[Start of section]

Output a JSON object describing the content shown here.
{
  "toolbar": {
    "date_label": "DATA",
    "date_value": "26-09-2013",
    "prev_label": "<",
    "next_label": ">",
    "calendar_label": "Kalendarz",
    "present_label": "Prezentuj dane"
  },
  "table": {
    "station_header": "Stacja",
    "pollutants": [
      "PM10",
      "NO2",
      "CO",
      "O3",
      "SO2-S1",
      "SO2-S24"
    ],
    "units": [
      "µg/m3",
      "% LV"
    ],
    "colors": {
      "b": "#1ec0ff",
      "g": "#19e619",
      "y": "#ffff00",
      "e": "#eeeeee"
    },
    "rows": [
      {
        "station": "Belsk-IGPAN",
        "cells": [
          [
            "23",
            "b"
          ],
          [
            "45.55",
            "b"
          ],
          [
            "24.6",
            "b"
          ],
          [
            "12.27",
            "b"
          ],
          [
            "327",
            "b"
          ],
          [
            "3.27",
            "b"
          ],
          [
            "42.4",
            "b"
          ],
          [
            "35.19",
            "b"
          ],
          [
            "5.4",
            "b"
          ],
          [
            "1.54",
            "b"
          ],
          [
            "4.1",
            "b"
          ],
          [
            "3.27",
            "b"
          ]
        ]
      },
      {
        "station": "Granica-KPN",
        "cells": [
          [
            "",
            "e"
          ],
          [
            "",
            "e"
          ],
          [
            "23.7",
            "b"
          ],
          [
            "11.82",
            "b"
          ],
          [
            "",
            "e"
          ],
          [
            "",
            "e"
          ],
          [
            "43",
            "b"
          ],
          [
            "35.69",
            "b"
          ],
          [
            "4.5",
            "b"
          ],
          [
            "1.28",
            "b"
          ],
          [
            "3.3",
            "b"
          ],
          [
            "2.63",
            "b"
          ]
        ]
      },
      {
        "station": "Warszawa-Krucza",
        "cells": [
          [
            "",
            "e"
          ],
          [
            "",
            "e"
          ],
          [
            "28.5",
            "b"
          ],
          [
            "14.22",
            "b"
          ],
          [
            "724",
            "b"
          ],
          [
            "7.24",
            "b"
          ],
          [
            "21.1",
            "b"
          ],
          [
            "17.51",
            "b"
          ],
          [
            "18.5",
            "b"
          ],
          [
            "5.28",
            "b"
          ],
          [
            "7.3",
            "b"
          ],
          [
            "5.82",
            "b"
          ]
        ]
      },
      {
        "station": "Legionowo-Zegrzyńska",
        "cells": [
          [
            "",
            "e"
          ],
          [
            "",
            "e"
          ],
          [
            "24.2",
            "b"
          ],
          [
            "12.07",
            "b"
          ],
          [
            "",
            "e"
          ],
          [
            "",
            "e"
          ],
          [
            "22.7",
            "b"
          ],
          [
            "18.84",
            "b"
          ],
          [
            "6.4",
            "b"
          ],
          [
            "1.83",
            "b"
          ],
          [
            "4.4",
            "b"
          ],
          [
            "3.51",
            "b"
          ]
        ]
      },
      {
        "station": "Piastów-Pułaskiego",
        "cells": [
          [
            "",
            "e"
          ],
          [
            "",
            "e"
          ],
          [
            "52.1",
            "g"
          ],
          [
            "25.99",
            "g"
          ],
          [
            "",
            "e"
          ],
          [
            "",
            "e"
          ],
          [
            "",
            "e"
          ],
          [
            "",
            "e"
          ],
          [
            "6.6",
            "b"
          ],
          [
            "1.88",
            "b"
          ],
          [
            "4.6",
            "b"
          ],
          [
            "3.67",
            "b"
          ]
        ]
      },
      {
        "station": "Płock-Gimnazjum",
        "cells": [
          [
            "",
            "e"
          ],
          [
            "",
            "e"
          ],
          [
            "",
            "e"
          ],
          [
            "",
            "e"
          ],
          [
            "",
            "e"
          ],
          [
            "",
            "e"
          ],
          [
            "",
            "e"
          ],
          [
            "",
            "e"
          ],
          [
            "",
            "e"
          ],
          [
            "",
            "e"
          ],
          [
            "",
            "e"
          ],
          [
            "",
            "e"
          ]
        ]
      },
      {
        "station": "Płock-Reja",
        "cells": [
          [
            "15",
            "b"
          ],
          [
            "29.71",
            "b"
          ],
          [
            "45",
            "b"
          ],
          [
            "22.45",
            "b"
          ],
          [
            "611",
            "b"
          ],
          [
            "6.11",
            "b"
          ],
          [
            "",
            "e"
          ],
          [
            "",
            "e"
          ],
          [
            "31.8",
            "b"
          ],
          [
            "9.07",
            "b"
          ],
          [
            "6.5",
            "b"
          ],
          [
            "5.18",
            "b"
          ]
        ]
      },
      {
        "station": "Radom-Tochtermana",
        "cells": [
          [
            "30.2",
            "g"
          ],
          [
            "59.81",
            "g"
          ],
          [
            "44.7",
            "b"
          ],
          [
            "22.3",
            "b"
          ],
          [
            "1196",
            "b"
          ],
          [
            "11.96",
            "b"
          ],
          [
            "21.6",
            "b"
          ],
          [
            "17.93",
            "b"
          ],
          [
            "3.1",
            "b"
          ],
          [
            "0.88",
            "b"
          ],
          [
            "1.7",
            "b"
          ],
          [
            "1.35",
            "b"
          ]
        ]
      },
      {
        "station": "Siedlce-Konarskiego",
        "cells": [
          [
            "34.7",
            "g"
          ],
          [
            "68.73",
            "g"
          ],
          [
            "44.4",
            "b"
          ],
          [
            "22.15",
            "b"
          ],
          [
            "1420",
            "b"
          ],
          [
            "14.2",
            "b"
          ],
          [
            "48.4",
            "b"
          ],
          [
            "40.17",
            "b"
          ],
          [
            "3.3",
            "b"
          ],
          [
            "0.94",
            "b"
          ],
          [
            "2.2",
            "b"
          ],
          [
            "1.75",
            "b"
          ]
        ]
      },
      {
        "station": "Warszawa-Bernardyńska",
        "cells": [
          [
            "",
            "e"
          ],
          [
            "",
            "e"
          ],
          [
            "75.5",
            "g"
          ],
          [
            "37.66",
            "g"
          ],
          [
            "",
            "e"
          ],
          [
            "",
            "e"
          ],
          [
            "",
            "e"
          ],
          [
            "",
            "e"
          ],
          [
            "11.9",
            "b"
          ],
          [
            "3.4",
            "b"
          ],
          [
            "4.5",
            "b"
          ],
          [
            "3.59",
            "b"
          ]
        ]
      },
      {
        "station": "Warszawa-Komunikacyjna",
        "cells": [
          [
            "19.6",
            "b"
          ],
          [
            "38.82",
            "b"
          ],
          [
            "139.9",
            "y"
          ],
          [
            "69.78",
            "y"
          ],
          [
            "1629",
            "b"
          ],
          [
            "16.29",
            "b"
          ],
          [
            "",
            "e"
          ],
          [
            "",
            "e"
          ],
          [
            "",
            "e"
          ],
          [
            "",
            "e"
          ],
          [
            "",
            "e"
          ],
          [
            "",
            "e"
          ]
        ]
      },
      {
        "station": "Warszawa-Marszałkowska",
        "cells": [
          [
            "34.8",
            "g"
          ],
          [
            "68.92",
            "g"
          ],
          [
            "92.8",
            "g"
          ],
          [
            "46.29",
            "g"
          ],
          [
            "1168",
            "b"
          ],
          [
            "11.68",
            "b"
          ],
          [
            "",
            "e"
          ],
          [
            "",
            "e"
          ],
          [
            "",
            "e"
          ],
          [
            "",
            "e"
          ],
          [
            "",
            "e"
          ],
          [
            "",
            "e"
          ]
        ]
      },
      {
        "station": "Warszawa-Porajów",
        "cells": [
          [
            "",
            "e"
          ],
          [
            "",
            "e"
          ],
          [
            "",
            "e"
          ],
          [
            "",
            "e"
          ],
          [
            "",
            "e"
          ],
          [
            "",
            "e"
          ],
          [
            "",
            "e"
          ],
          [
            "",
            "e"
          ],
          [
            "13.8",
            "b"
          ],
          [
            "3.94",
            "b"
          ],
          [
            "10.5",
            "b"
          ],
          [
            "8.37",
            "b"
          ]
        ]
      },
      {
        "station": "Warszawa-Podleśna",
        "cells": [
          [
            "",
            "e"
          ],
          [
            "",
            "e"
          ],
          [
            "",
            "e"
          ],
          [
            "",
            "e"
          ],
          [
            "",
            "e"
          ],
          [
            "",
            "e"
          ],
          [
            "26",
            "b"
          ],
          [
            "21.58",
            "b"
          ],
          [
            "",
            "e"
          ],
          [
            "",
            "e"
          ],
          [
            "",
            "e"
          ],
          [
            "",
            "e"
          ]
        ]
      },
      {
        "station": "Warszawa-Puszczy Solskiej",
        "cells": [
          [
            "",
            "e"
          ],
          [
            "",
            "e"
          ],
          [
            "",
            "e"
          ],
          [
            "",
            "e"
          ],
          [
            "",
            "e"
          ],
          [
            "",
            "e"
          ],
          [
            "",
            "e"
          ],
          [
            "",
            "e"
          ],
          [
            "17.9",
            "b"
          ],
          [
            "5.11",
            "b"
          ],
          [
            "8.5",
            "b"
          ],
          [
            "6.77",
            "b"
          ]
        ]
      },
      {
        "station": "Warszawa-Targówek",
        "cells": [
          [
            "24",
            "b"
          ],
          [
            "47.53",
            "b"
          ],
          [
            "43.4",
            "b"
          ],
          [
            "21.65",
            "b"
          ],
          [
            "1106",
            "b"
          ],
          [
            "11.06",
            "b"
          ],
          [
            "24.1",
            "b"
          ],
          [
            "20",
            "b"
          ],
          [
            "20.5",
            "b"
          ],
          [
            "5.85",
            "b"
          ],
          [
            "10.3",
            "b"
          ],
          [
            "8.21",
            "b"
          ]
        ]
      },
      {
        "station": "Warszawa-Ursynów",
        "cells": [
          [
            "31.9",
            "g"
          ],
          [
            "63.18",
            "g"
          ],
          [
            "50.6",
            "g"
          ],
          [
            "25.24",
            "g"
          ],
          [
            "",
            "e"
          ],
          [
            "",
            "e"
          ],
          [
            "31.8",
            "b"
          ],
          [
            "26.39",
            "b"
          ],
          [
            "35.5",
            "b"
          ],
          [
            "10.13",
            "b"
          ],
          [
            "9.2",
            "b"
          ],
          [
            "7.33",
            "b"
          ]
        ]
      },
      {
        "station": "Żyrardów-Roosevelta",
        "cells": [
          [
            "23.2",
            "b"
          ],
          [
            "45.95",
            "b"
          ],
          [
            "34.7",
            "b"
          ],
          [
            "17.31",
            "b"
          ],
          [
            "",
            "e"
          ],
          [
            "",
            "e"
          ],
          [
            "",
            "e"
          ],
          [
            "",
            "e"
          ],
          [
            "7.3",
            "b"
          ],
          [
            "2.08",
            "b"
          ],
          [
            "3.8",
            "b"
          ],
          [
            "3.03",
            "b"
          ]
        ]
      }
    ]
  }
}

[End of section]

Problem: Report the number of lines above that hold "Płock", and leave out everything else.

Result: 2